The relatively new requirement for the roof inspection comes on the heels of another controversial Citizens policy. The company recently said it’s raising its rates for sinkhole coverage by 400 to 2,000 percent in some Bay area locations.
When it comes to the roof policy, some customers can’t afford a new roof now and say they’re letting their insurance lapse, local insurance agents said.
“This couldn’t come at a worse time,” said Laura Hart, of Florian Insurance Inc. in Hudson. “This is the worst economy most of these people have seen in their lives.”
Hart said some customers are angry that their insurance company is taking away their chance to save longer for a new roof.
If an inspector says the roof is damaged, has visible signs of leaking, or if the inspector thinks the roof might not last three years, Citizens wants it repaired or replaced.
Christine Ashburn, spokeswoman for Citizens, said the company wants to make sure it’s not covering homes that are vulnerable to hurricanes because of a weak roof.
Ashburn said the three-year lifespan rule is reasonable, and too many homeowners wait too long to replace their roofs.
“Insurance is not a maintenance program, and it’s important for Citizens to make sure we’re not covering homes with roofs in disrepair,” Ashburn said. “If we have a deficit after a hurricane, everyone in Florida could be assessed to make up for it.”
Ashburn said the company instituted the new roof requirements for some policyholders a year ago, but more homeowners are learning about now, as their policies come up for renewal.
“Tampa may have clusters of older homes, and that may be why more homeowners are complaining about the roof policy now,” Ashburn said.
Citizens is Florida’s insurer of last resort, meaning many of its policyholders couldn’t get coverage through private insurers. So customers can’t shop around.
Kirsten Tams-Schleitwiler, of AAA Insurance Agency, in Sun City Center, said she has also had customers say they’ll just go without insurance.
That’s dangerous for anyone, she said, and not really an option for those with a mortgage. Without insurance, a bank will assign insurance to the property, which is typically triple the cost of a regular policy, she said.
Nathan Dutcher, of Point Residential in Tampa, inspects roofs and said his business is up, mostly because of worried Citizens customers. Most shingle roofs are advertised to last 25 years, but few do, he said, because of the Florida heat.
“Homeowners are frustrated,” Dutcher said. “People don’t have too much money for that now, they don’t really think about, “Hey, I’m going to need a new roof this year or next year.’“
Some homeowners, though, know they’ll need a new roof soon but aren’t ready to replace it yet.
That’s what happened to Ted Williams in Tampa.
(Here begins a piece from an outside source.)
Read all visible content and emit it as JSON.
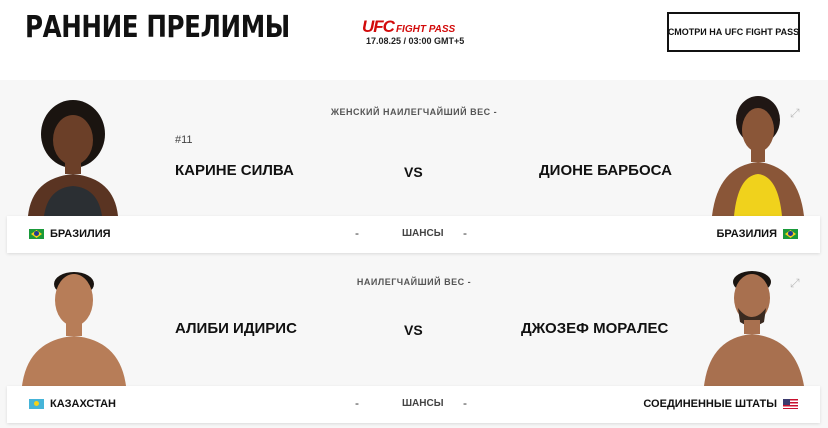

He planned to buy a new roof next spring, after he received his tax return.
“My wife got a letter that explained that in order to renew our insurance, the roof had to be replaced,” Williams said. “With citizens being the lone insurance choice, it’s not fair, but what can I say?”
Williams said his roof was about three years old when he moved in 14 years ago. He knew the roof wasn’t in good shape but was still surprised he couldn’t wait until spring to replace it.
The roof cost him $6,000.
“We have four kids and are trying to buy school clothes and things,” Williams said. “But you can’t go without insurance on your home, not when a hurricane could come.”
Copyright © 2011 Tampa Tribune, Fla., Shannon Behnken. Distributed by McClatchy-Tribune Information Services.